I wanted this reading of the novel to be reminiscent of how I read for enjoyment. I find a comfy chair and make a big pot of coffee before I settle down with my book. The whole idea of this unit is to show students, not only that new books are entertaining, but that they need to view reading as a source of enjoyment in their lives. Students who do not see "reading for fun" modeled at home do not know how to read for pleasure, or even understand that reading can actually be enjoyable.
Hopefully in your bookstore field trip, students were able to see people enjoying a book or magazine, and there wasn't a teacher lurking over their shoulder making them do it! With that in mind, I encouraged my students to bring beverages to class, we sat on the floor, some sprawled across my bean bags and rocking chairs, and we read The Hunger Games together.
Sometimes we would read a chapter out loud, but mostly, they wanted me to read it to them while they followed along. Maybe it's because I have two small children, but I like to make voices for each character while I read, and I think that makes the reading process much more fun for students. Most importantly, though, we TALKED about what we were reading while we read it. If some crazy event happened (and believe me, there are a plethora of "crazy" events going on in this book) we would pause and discuss it.

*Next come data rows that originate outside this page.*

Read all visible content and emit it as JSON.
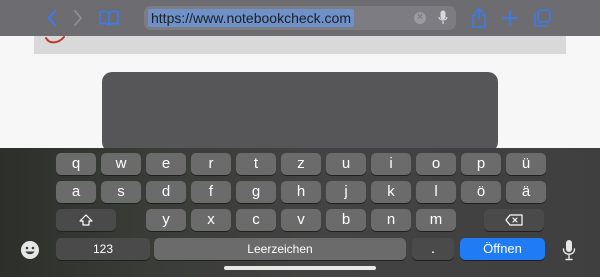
{
  "browser": {
    "url": "https://www.notebookcheck.com",
    "back_icon": "chevron-left-icon",
    "forward_icon": "chevron-right-icon",
    "bookmarks_icon": "book-icon",
    "share_icon": "share-icon",
    "new_tab_icon": "plus-icon",
    "tabs_icon": "tabs-icon",
    "accent_color": "#3a7bf0"
  },
  "keyboard": {
    "row1": [
      "q",
      "w",
      "e",
      "r",
      "t",
      "z",
      "u",
      "i",
      "o",
      "p",
      "ü"
    ],
    "row2": [
      "a",
      "s",
      "d",
      "f",
      "g",
      "h",
      "j",
      "k",
      "l",
      "ö",
      "ä"
    ],
    "row3": [
      "y",
      "x",
      "c",
      "v",
      "b",
      "n",
      "m"
    ],
    "numbers_label": "123",
    "space_label": "Leerzeichen",
    "period_label": ".",
    "go_label": "Öffnen",
    "go_color": "#1f7cf5"
  }
}
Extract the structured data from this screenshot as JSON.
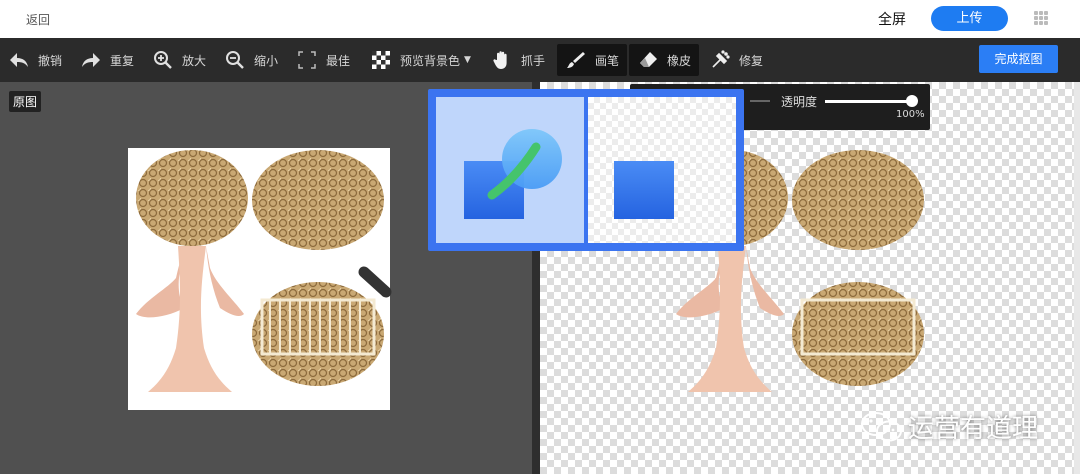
{
  "topbar": {
    "back_label": "返回",
    "fullscreen_label": "全屏",
    "upload_label": "上传",
    "apps_icon": "grid-icon"
  },
  "toolbar": {
    "items": [
      {
        "label": "撤销",
        "icon": "undo-icon"
      },
      {
        "label": "重复",
        "icon": "redo-icon"
      },
      {
        "label": "放大",
        "icon": "zoom-in-icon"
      },
      {
        "label": "缩小",
        "icon": "zoom-out-icon"
      },
      {
        "label": "最佳",
        "icon": "fit-icon"
      },
      {
        "label": "预览背景色",
        "icon": "checkerboard-icon"
      },
      {
        "label": "抓手",
        "icon": "hand-icon"
      },
      {
        "label": "画笔",
        "icon": "brush-icon",
        "active": true
      },
      {
        "label": "橡皮",
        "icon": "eraser-icon",
        "active": true
      },
      {
        "label": "修复",
        "icon": "repair-icon"
      }
    ],
    "done_label": "完成抠图"
  },
  "left_pane": {
    "label": "原图"
  },
  "opacity": {
    "label": "透明度",
    "value": "100%",
    "level": 1.0
  },
  "watermark": {
    "text": "运营有道理"
  },
  "colors": {
    "accent": "#2b7ef5",
    "toolbar_bg": "#2b2b2b",
    "left_bg": "#505050"
  }
}
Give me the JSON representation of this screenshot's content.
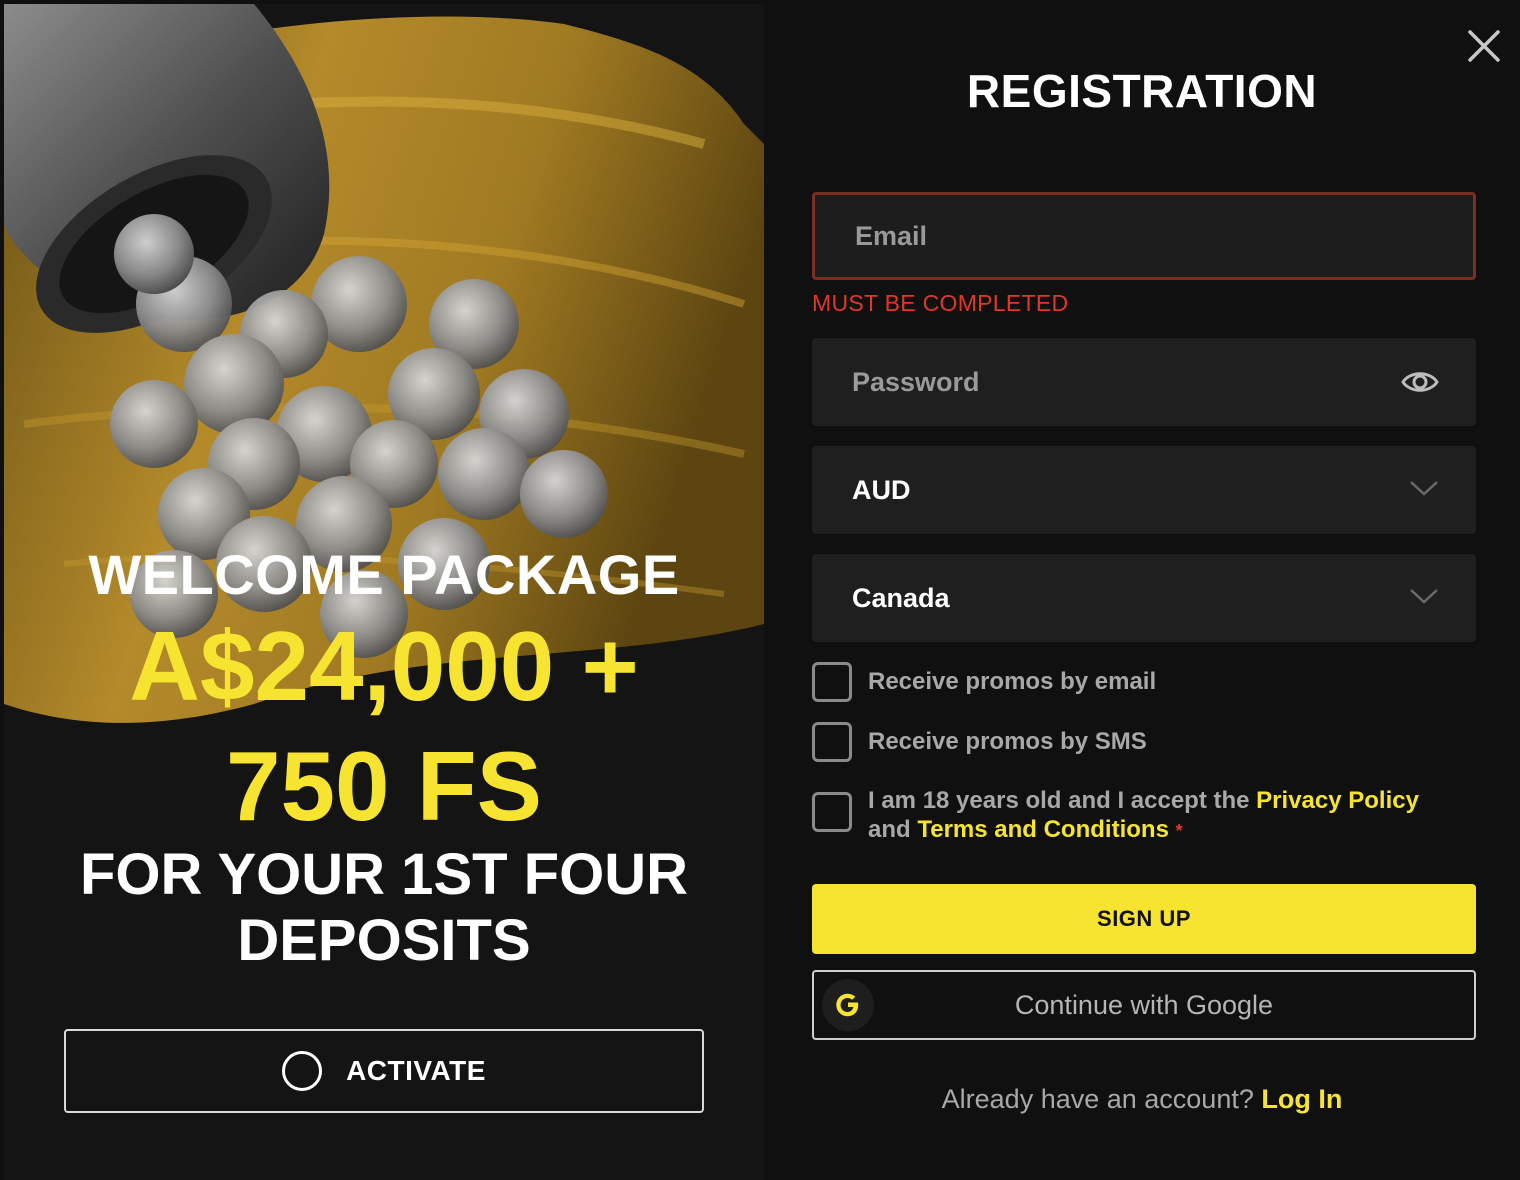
{
  "promo": {
    "headline": "WELCOME PACKAGE",
    "amount_line1": "A$24,000 +",
    "amount_line2": "750 FS",
    "subline1": "FOR YOUR 1ST FOUR",
    "subline2": "DEPOSITS",
    "activate_label": "ACTIVATE"
  },
  "form": {
    "title": "REGISTRATION",
    "email_placeholder": "Email",
    "email_value": "",
    "email_error": "MUST BE COMPLETED",
    "password_placeholder": "Password",
    "password_value": "",
    "currency_value": "AUD",
    "country_value": "Canada",
    "checkbox_email_label": "Receive promos by email",
    "checkbox_sms_label": "Receive promos by SMS",
    "terms_prefix": "I am 18 years old and I accept the ",
    "terms_privacy": "Privacy Policy",
    "terms_and": " and ",
    "terms_conditions": "Terms and Conditions",
    "terms_required_mark": "*",
    "signup_label": "SIGN UP",
    "google_label": "Continue with Google",
    "google_badge": "G",
    "login_prompt": "Already have an account? ",
    "login_link": "Log In"
  },
  "icons": {
    "close": "close-icon",
    "eye": "eye-icon",
    "chevron": "chevron-down-icon",
    "google": "google-icon",
    "activate": "circle-icon"
  },
  "colors": {
    "accent_yellow": "#f7e431",
    "error_red": "#e0372a",
    "background": "#101010",
    "field_bg": "#1f1f1f"
  },
  "checkbox_states": {
    "promos_email": false,
    "promos_sms": false,
    "age_terms": false
  }
}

This was the last six weeks of my school year, so I only took participation grades and didn't give pop quizzes to keep them reading. I didn't have to use quizzes as a threat to pay attention because I had done such a thorough job of building up anticipation for the novel that students were hooked before we read the first chapter. Browsing the author's website and reading synopsis and reviews had the students eager to read! The book did the rest of the hooking for me, because after reading the first two chapters, they didn't want to stop! I'm sure you will have the same success in your classroom if you push reading for PLEASURE and keep the threats and paperwork at bay for one small portion of your school year. You may have students that leave your room with a life-long passion for reading, and to me, that is the greatest gift we can give our students!